Months after his defeat, former GOP Assemblyman turned independent Nathan Fletcher remained a big money favorite of some high-profile establishment Republicans, according to the year-end campaign disclosure statement of his San Diego mayoral campaign committee posted online by the city clerk's office today.
No less than George P. Shultz, Secretary of State in the administration of president Ronald Reagan and former president of California's giant Bechtel Group, kicked in $500 on August 15, more than two months after Fletcher lost the election. Shultz is now a fellow at Stanford's Hoover Institution.
While Fletcher split from the Republican party last year after failing to get the county party committee's endorsement in the mayor's race, many of the former California GOP operative's backers who had come out as independents quickly re-embraced the party after the June election. Fletcher is now an executive with cell phone giant Qualcomm, whose chairman and CEO Paul Jacobs was a key campaign insider and fundraiser.

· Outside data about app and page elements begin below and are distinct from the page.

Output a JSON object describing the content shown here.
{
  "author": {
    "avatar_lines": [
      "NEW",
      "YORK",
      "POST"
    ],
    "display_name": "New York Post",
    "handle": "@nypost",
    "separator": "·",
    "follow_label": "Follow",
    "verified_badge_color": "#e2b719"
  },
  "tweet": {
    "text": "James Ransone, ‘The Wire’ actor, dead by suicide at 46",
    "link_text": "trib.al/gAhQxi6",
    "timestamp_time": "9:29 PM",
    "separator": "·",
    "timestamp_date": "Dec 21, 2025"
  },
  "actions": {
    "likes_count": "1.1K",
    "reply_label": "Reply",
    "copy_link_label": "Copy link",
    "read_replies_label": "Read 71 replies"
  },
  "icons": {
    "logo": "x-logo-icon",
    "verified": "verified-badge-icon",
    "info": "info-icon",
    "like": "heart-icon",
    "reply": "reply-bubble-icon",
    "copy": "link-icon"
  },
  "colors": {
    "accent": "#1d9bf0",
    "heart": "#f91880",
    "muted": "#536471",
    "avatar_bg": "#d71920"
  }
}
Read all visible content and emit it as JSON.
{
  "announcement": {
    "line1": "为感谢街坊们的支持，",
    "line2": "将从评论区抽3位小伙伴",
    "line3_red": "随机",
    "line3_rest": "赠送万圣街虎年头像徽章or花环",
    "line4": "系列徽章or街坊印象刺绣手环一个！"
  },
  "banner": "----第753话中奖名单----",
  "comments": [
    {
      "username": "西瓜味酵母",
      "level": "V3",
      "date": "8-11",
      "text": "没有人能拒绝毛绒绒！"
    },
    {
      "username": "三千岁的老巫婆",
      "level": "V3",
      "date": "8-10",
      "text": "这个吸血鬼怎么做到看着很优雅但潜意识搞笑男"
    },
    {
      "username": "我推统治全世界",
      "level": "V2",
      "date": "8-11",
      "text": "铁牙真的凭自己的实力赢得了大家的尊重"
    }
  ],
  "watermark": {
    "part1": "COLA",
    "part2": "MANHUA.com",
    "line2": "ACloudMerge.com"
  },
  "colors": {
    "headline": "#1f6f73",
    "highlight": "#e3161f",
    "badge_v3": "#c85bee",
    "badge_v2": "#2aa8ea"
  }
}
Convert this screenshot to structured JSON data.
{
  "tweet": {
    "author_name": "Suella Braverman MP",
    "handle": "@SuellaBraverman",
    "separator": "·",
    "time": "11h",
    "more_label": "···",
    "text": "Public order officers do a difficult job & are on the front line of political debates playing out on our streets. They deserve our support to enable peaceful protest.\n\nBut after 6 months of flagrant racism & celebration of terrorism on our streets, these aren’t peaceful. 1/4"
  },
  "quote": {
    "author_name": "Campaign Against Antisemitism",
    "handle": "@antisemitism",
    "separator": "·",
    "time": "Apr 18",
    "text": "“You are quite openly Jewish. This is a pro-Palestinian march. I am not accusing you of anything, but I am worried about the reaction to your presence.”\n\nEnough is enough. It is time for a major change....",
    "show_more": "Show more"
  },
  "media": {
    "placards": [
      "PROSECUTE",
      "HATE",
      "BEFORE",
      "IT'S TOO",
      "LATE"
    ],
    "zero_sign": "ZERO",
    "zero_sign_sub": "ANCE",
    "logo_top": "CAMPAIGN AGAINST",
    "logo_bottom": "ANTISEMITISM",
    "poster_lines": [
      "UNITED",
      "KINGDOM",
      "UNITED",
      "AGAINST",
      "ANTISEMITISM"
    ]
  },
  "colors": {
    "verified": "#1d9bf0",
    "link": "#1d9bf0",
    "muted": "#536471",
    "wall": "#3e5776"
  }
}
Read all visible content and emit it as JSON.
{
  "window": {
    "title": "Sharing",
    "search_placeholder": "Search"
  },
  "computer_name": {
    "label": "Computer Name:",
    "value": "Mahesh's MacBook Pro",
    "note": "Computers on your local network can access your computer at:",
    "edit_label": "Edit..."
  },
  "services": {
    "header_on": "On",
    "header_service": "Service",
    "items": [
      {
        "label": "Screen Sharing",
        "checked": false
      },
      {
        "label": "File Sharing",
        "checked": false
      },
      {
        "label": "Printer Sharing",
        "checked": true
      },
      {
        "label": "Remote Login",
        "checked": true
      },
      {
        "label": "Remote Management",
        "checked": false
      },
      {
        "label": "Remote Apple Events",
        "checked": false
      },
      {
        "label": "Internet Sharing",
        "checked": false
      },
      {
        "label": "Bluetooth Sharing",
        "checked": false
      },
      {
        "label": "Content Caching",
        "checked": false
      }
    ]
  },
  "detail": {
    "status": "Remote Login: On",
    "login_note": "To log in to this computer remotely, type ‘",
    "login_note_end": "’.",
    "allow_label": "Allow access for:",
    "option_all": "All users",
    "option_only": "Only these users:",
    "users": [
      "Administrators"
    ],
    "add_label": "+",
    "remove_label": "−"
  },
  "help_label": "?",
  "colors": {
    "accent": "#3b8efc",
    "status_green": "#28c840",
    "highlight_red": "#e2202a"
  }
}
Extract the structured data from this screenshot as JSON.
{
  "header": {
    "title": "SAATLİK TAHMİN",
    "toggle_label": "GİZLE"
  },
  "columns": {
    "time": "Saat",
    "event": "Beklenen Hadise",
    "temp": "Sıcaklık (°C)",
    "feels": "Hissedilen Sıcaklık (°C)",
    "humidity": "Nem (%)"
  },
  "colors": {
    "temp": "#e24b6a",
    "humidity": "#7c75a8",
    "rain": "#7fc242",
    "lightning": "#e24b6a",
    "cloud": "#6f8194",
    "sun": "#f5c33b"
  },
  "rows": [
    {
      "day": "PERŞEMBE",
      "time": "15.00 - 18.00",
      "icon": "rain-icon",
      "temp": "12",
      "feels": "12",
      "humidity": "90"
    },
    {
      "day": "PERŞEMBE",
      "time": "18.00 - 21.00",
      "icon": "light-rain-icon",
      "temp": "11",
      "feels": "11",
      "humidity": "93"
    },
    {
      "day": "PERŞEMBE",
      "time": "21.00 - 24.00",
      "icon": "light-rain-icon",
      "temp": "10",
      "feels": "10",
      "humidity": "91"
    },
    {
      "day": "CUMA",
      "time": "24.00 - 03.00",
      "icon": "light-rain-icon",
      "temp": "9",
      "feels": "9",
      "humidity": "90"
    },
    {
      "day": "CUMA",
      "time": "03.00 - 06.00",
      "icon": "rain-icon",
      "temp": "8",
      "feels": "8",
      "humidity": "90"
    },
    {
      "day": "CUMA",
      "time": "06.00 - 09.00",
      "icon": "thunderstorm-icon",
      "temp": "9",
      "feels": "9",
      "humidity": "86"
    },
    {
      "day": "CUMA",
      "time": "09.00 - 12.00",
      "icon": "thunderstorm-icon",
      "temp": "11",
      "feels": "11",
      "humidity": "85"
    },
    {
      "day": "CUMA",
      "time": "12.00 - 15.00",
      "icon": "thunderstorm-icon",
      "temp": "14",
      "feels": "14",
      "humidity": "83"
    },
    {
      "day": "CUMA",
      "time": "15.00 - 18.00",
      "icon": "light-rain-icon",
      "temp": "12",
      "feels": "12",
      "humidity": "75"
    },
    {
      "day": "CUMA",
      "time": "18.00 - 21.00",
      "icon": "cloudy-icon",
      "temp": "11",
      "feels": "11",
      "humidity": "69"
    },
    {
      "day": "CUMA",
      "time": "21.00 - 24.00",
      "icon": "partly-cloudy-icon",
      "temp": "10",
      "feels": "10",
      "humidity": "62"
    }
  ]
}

Lesser names were also represented on the Fletcher year end 2012 report, including Kelly Spoon, identified as an assistant to Lynn Schenk, former Democratic congresswoman; friend and political cohort of Gov. Jerry Brown; and California high speed rail board member. Schenk is reported to be no fan of fellow Democrat Bob Filner, who beat Fletcher, and GOP ex-city councilman Carl DeMaio in November. Spoon gave $150 on November 27. The same day San Diego attorney Bruce Abrams gave $200, bringing his total Fletcher money for the year to $275.
Three days after that, Hermosa Beach's Kristin Ankeny of Kinecta Federal Union, gave $500. Donald Ankeny, CEO of Westcore properties, was a prior donor.
On December 2, Rancho Santa Fe real estate agent Laura Barry gave the same. Daniel Barry owner and president of Barry Estates, had previously given.
On November 6, Catherine A. Cockrum Dean of San Francisco, whose occupation was given as "community volunteer" gave $500. The same day, San Francisco's Alexander (Sandy) Dean of Hawk Hill Management LLC also kicked in $500, as did John J. Fisher, also of San Francisco, listed as an investor with Pisces, Inc.
Fisher, a son of the late Gap founder Donald G. Fisher, is said to be worth $2.3 billion, according to a September write-up by the San Jose Mercury News, which ranked him 206 on its list of Silicon Valley's wealthiest denizens.
The elder Fisher was a longtime backer of Republican ex-mayor and former California governor Pete Wilson, said to be one of Fletcher's political mentors.
The late Democratic financier and one-time banker Murray Galinson of La Jolla, a member of the San Diego business establishment and another Wilson fan, is listed as giving $500 on November 29; he died earlier this month.
Further from home, A.A. (Red) Emmerson of Redding, listed as president and CEO of Sierra Pacific Industries, one of the biggest loggers in the state, came up with $500 on October 8. So did George and Mark Emmerson, both also employed by the lumber company.
After returning contributions booked for the general election campaign that was not destined to be and paying off various debts, including one to San Francisco’s Sutton Law Firm, the Fletcher committee closed out the year with zero cash on hand. The fund spent a total of $1,163,642.07 during 2012, according to the disclosure.
More like this:
- Lincoln Club takes to the internet to bash Nathan Fletcher, creates website and spends money on social media — Oct. 11, 2013
- After backing industry-favored timber tax, Fletcher reaped big contributions — Feb. 5, 2013
- Fletcher Campaign Receives Over $56,000 From Donors Outside of San Diego County and State — May 26, 2012
- Some of La Jolla's Richest and an L.A. Casino Operator Kick in Big for Fletcher — May 24, 2012
- McMillins Give Big to Local Politicos — Jan. 31, 2012